I. GAYETY AND DYNAMITE
"BARINIA, the young stranger has arrived."
"Where is he?"
"Oh, he is waiting at the lodge."
"I told you to show him to Natacha's sitting-room. Didn't you understand me, Ermolai?"
"Pardon, Barinia, but the young stranger, when I asked to search him, as you directed, flatly refused to let me."
"Did you explain to him that everybody is searched before being allowed to enter, that it is the order, and that even my mother herself has submitted to it?"
"I told him all that, Barinia; and I told him about madame your mother."
"What did he say to that?"
"That he was not madame your mother. He acted angry."
"Well, let him come in without being searched."
"The Chief of Police won't like it."
"Do as I say."
Ermolai bowed and returned to the garden. The "barinia" left the veranda, where she had come for this conversation with the old servant of General Trebassof, her husband, and returned to the dining-room in the datcha des Iles, where the gay Councilor Ivan Petrovitch was regaling his amused associates with his latest exploit at Cubat's resort.
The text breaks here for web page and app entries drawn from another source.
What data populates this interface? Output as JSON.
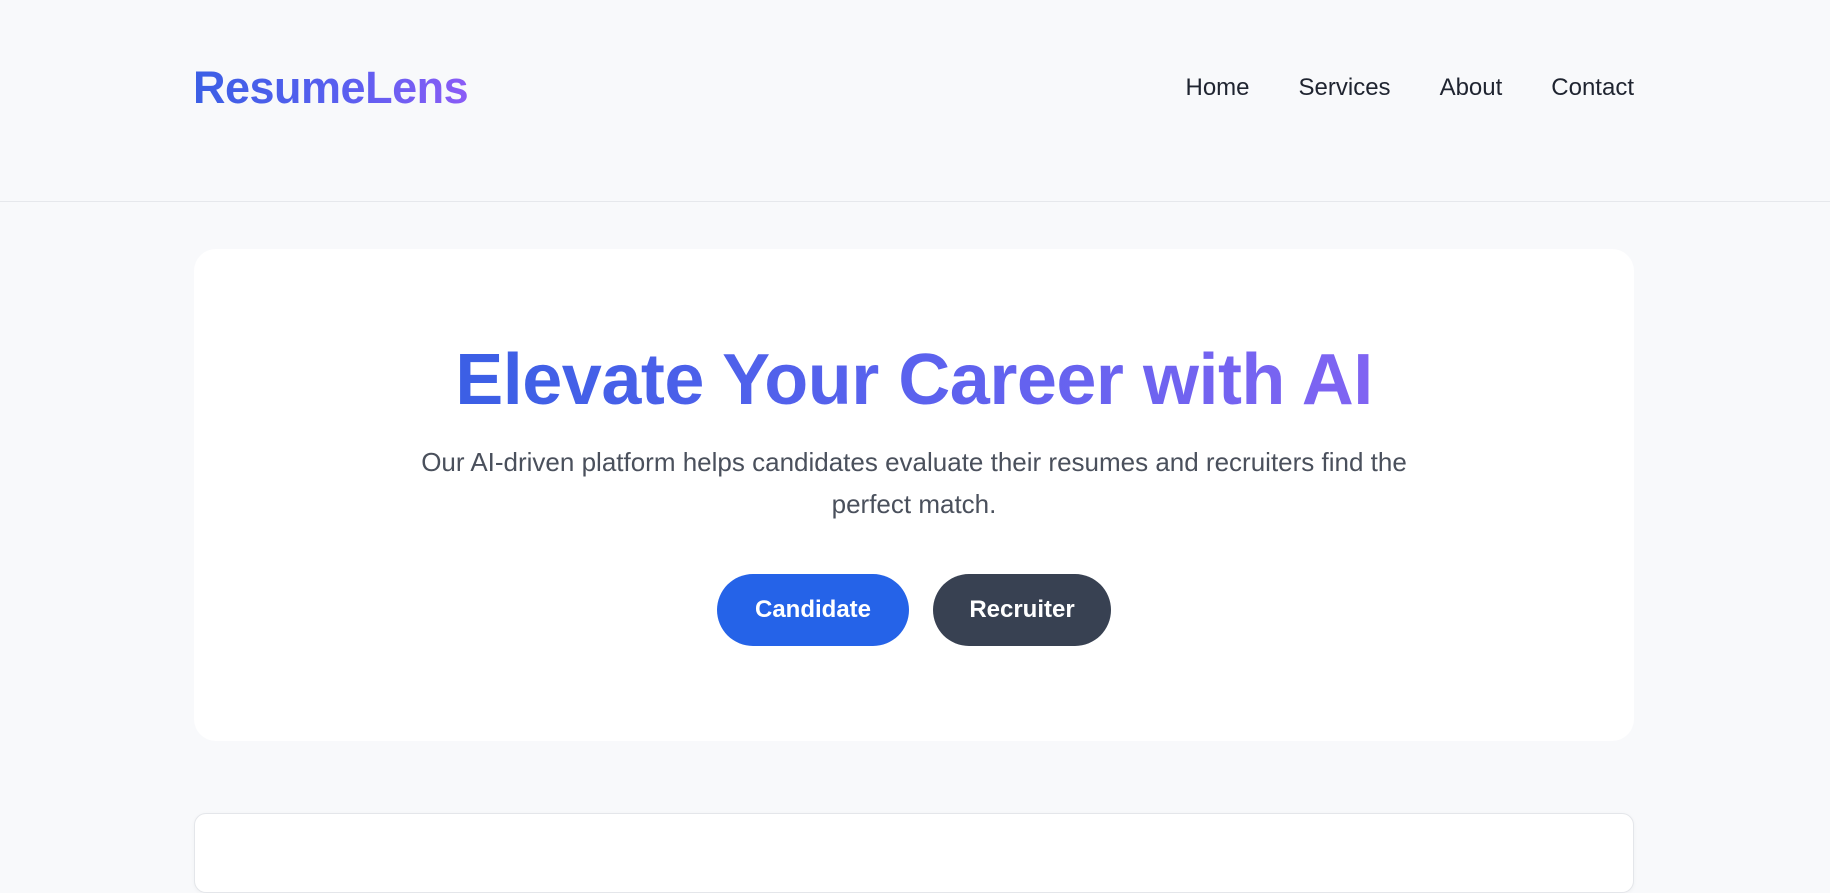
{
  "header": {
    "logo": "ResumeLens",
    "nav": [
      "Home",
      "Services",
      "About",
      "Contact"
    ]
  },
  "hero": {
    "title": "Elevate Your Career with AI",
    "subtitle": "Our AI-driven platform helps candidates evaluate their resumes and recruiters find the perfect match.",
    "buttons": {
      "candidate": "Candidate",
      "recruiter": "Recruiter"
    }
  },
  "colors": {
    "primary": "#2563e8",
    "secondary": "#384152",
    "gradient_start": "#3b5fe5",
    "gradient_end": "#8b5cf6"
  }
}
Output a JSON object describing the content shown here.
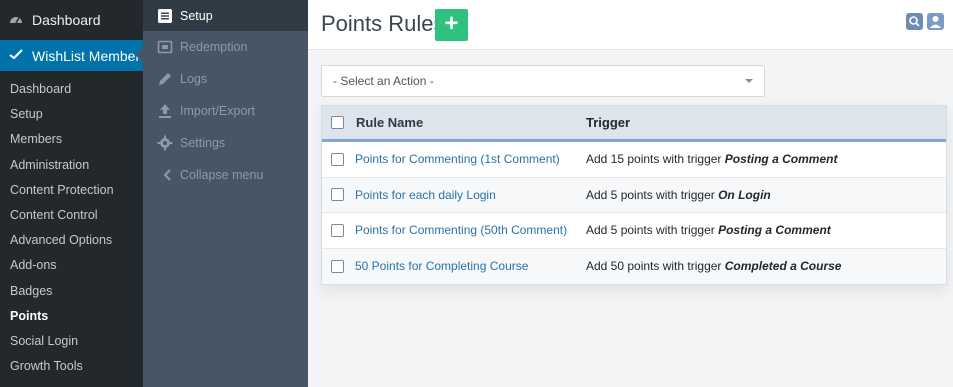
{
  "wp_menu": {
    "dashboard_label": "Dashboard",
    "current_label": "WishList Member",
    "submenu": [
      "Dashboard",
      "Setup",
      "Members",
      "Administration",
      "Content Protection",
      "Content Control",
      "Advanced Options",
      "Add-ons",
      "Badges",
      "Points",
      "Social Login",
      "Growth Tools"
    ],
    "active_item": "Points"
  },
  "plugin_nav": {
    "items": [
      {
        "label": "Setup",
        "icon": "list-icon",
        "active": true
      },
      {
        "label": "Redemption",
        "icon": "ticket-icon",
        "active": false
      },
      {
        "label": "Logs",
        "icon": "pencil-icon",
        "active": false
      },
      {
        "label": "Import/Export",
        "icon": "upload-icon",
        "active": false
      },
      {
        "label": "Settings",
        "icon": "gear-icon",
        "active": false
      }
    ],
    "collapse_label": "Collapse menu"
  },
  "header": {
    "title": "Points Rules",
    "add_label": "+"
  },
  "action_select": {
    "value": "- Select an Action -"
  },
  "table": {
    "headers": {
      "name": "Rule Name",
      "trigger": "Trigger"
    },
    "rows": [
      {
        "name": "Points for Commenting (1st Comment)",
        "trigger_prefix": "Add 15 points with trigger",
        "trigger": "Posting a Comment"
      },
      {
        "name": "Points for each daily Login",
        "trigger_prefix": "Add 5 points with trigger",
        "trigger": "On Login"
      },
      {
        "name": "Points for Commenting (50th Comment)",
        "trigger_prefix": "Add 5 points with trigger",
        "trigger": "Posting a Comment"
      },
      {
        "name": "50 Points for Completing Course",
        "trigger_prefix": "Add 50 points with trigger",
        "trigger": "Completed a Course"
      }
    ]
  },
  "colors": {
    "wp_sidebar": "#23282d",
    "wp_current": "#0073aa",
    "plugin_nav": "#475566",
    "add_button": "#2ec27e",
    "link": "#2a72a8"
  }
}
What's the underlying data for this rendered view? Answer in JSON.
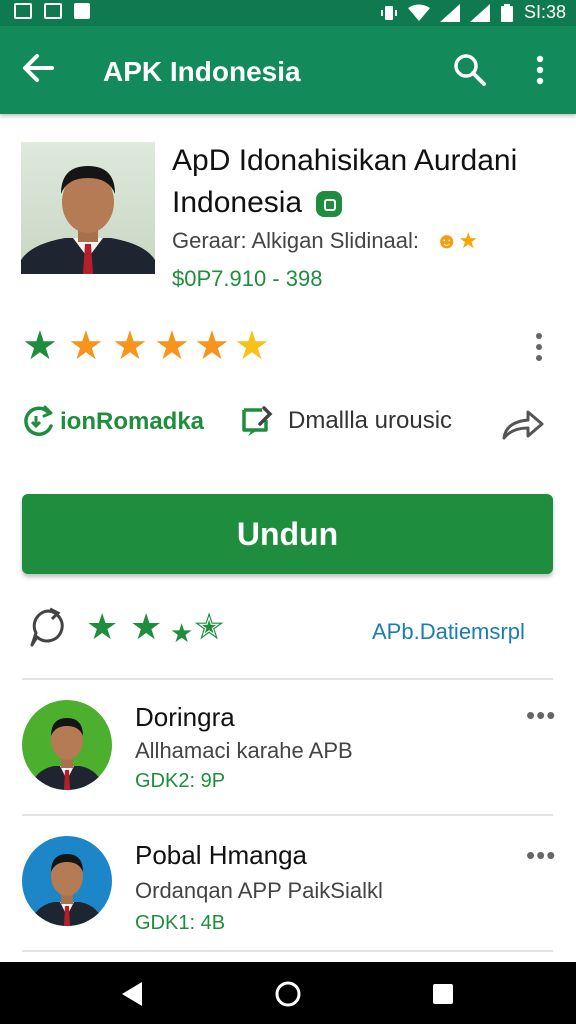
{
  "status_bar": {
    "time": "SI:38"
  },
  "app_bar": {
    "title": "APK Indonesia"
  },
  "app": {
    "name_line1": "ApD Idonahisikan Aurdani",
    "name_line2": "Indonesia",
    "subtitle": "Geraar: Alkigan Slidinaal:",
    "price": "$0P7.910 - 398"
  },
  "actions": {
    "action1": "ionRomadka",
    "action2": "Dmallla urousic"
  },
  "install_button": {
    "label": "Undun"
  },
  "meta": {
    "link": "APb.Datiemsrpl"
  },
  "list_items": [
    {
      "title": "Doringra",
      "subtitle": "Allhamaci karahe APB",
      "price": "GDK2: 9P"
    },
    {
      "title": "Pobal Hmanga",
      "subtitle": "Ordanqan APP PaikSialkl",
      "price": "GDK1: 4B"
    }
  ],
  "colors": {
    "status_bar": "#0f7a4f",
    "app_bar": "#138a5a",
    "primary": "#1e8e3e",
    "star_orange": "#f7941d",
    "star_yellow": "#f6c21a",
    "link_blue": "#1a7db0"
  },
  "icons": {
    "back": "arrow-left-icon",
    "search": "search-icon",
    "overflow": "more-vert-icon",
    "share": "share-icon"
  }
}
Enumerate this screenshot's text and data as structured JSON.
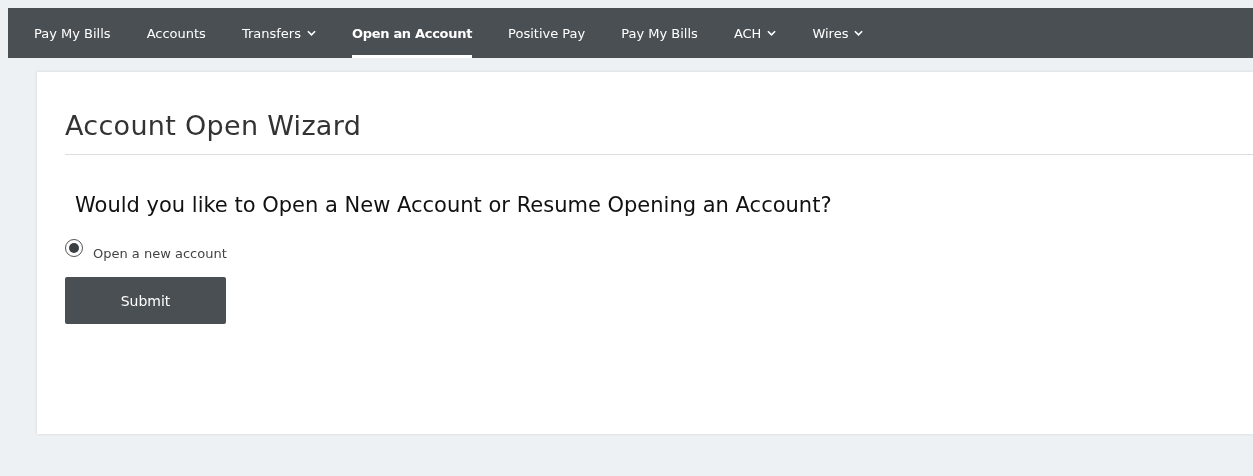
{
  "nav": [
    {
      "label": "Pay My Bills",
      "selected": false,
      "dropdown": false
    },
    {
      "label": "Accounts",
      "selected": false,
      "dropdown": false
    },
    {
      "label": "Transfers",
      "selected": false,
      "dropdown": true
    },
    {
      "label": "Open an Account",
      "selected": true,
      "dropdown": false
    },
    {
      "label": "Positive Pay",
      "selected": false,
      "dropdown": false
    },
    {
      "label": "Pay My Bills",
      "selected": false,
      "dropdown": false
    },
    {
      "label": "ACH",
      "selected": false,
      "dropdown": true
    },
    {
      "label": "Wires",
      "selected": false,
      "dropdown": true
    }
  ],
  "card": {
    "title": "Account Open Wizard",
    "question": "Would you like to Open a New Account or Resume Opening an Account?",
    "options": [
      {
        "label": "Open a new account",
        "selected": true
      }
    ],
    "button": "Submit"
  }
}
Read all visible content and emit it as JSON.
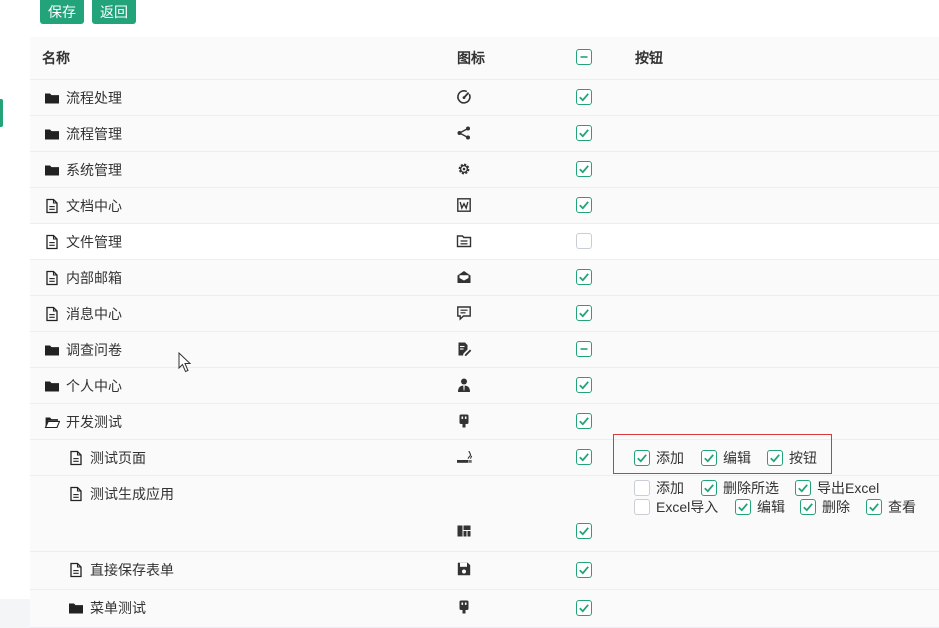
{
  "toolbar": {
    "save_label": "保存",
    "back_label": "返回"
  },
  "header": {
    "name": "名称",
    "icon": "图标",
    "button": "按钮"
  },
  "rows": [
    {
      "label": "流程处理",
      "type": "folder",
      "icon": "gauge-icon",
      "checked": true
    },
    {
      "label": "流程管理",
      "type": "folder",
      "icon": "share-nodes-icon",
      "checked": true
    },
    {
      "label": "系统管理",
      "type": "folder",
      "icon": "gear-icon",
      "checked": true
    },
    {
      "label": "文档中心",
      "type": "file",
      "icon": "word-icon",
      "checked": true
    },
    {
      "label": "文件管理",
      "type": "file",
      "icon": "folder-list-icon",
      "checked": false
    },
    {
      "label": "内部邮箱",
      "type": "file",
      "icon": "mail-open-icon",
      "checked": true
    },
    {
      "label": "消息中心",
      "type": "file",
      "icon": "message-icon",
      "checked": true
    },
    {
      "label": "调查问卷",
      "type": "folder",
      "icon": "file-edit-icon",
      "checked": "partial"
    },
    {
      "label": "个人中心",
      "type": "folder",
      "icon": "user-icon",
      "checked": true
    },
    {
      "label": "开发测试",
      "type": "folder-open",
      "icon": "usb-icon",
      "checked": true
    },
    {
      "label": "测试页面",
      "type": "file",
      "icon": "smoking-icon",
      "checked": true
    },
    {
      "label": "测试生成应用",
      "type": "file",
      "icon": "dashboard-icon",
      "checked": true
    },
    {
      "label": "直接保存表单",
      "type": "file",
      "icon": "save-icon",
      "checked": true
    },
    {
      "label": "菜单测试",
      "type": "folder",
      "icon": "usb-icon",
      "checked": true
    }
  ],
  "buttons_test_page": [
    {
      "label": "添加",
      "checked": true
    },
    {
      "label": "编辑",
      "checked": true
    },
    {
      "label": "按钮",
      "checked": true
    }
  ],
  "buttons_generated_app": [
    {
      "label": "添加",
      "checked": false
    },
    {
      "label": "删除所选",
      "checked": true
    },
    {
      "label": "导出Excel",
      "checked": true
    },
    {
      "label": "Excel导入",
      "checked": false
    },
    {
      "label": "编辑",
      "checked": true
    },
    {
      "label": "删除",
      "checked": true
    },
    {
      "label": "查看",
      "checked": true
    }
  ],
  "colors": {
    "accent": "#22a37a",
    "highlight_border": "#d9363e"
  }
}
They were a noisy company, and certainly the quietest among them was not the general, who nursed on a sofa the leg which still held him captive after the recent attack, that to his old coachman and his two piebald horses had proved fatal. The story of the always-amiable Ivan Petrovitch (a lively, little, elderly man with his head bald as an egg) was about the evening before. After having, as he said, "recure la bouche" for these gentlemen spoke French like their own language and used it among themselves to keep their servants from understanding—after having wet his whistle with a large glass of sparkling rosy French wine, he cried:
"You would have laughed, Feodor Feodorovitch. We had sung songs on the Barque* and then the Bohemians left with their music and we went out onto the river-bank to stretch our legs and cool our faces in the freshness of the dawn, when a company of Cossacks of the Guard came along. I knew the officer in command and invited him to come along with us and drink the Emperor's health at Cubat's place. That officer, Feodor Feodorovitch, is a man who knows vintages and boasts that he has never swallowed a glass of anything so common as Crimean wine. When I named champagne he cried, 'Vive l'Empereur!' A true patriot. So we started, merry as school-children. The entire company followed, then all the diners playing little whistles, and all the servants besides, single file. At Cubat's I hated to leave the companion-officers of my friend at the door, so I invited them in, too. They accepted, naturally. But the subalterns were thirsty as well. I understand discipline. You know, Feodor Feodorovitch, that I am a stickler for discipline. Just because one is gay of a spring morning, discipline should not be forgotten. I invited the officers to drink in a private room, and sent the subalterns into the main hall of the restaurant. Then the soldiers were thirsty, too, and I had drinks served to them out in the courtyard....